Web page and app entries

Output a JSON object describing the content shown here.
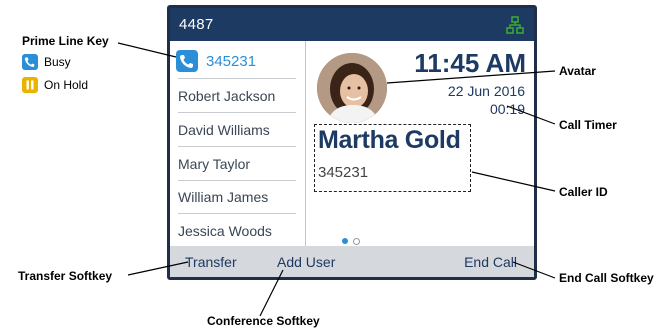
{
  "screen": {
    "title": "4487",
    "network_icon": "network-icon",
    "prime_line": {
      "number": "345231",
      "icon": "phone-icon",
      "color": "#2a8fd6"
    },
    "lines": [
      "Robert Jackson",
      "David Williams",
      "Mary Taylor",
      "William James",
      "Jessica Woods"
    ],
    "time": "11:45 AM",
    "date": "22 Jun 2016",
    "call_timer": "00:19",
    "caller_name": "Martha Gold",
    "caller_number": "345231",
    "softkeys": {
      "transfer": "Transfer",
      "add_user": "Add User",
      "end_call": "End Call"
    }
  },
  "callouts": {
    "prime_line_key": "Prime Line Key",
    "busy": "Busy",
    "on_hold": "On Hold",
    "avatar": "Avatar",
    "call_timer": "Call Timer",
    "caller_id": "Caller ID",
    "transfer_softkey": "Transfer Softkey",
    "conference_softkey": "Conference Softkey",
    "end_call_softkey": "End Call Softkey"
  },
  "colors": {
    "header": "#1d3a63",
    "accent": "#2a8fd6",
    "hold": "#e8b400",
    "softbar": "#d5d8dc",
    "network": "#3aa635"
  }
}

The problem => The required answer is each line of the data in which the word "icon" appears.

Result of this exercise =>
    "network_icon": "network-icon",
      "icon": "phone-icon",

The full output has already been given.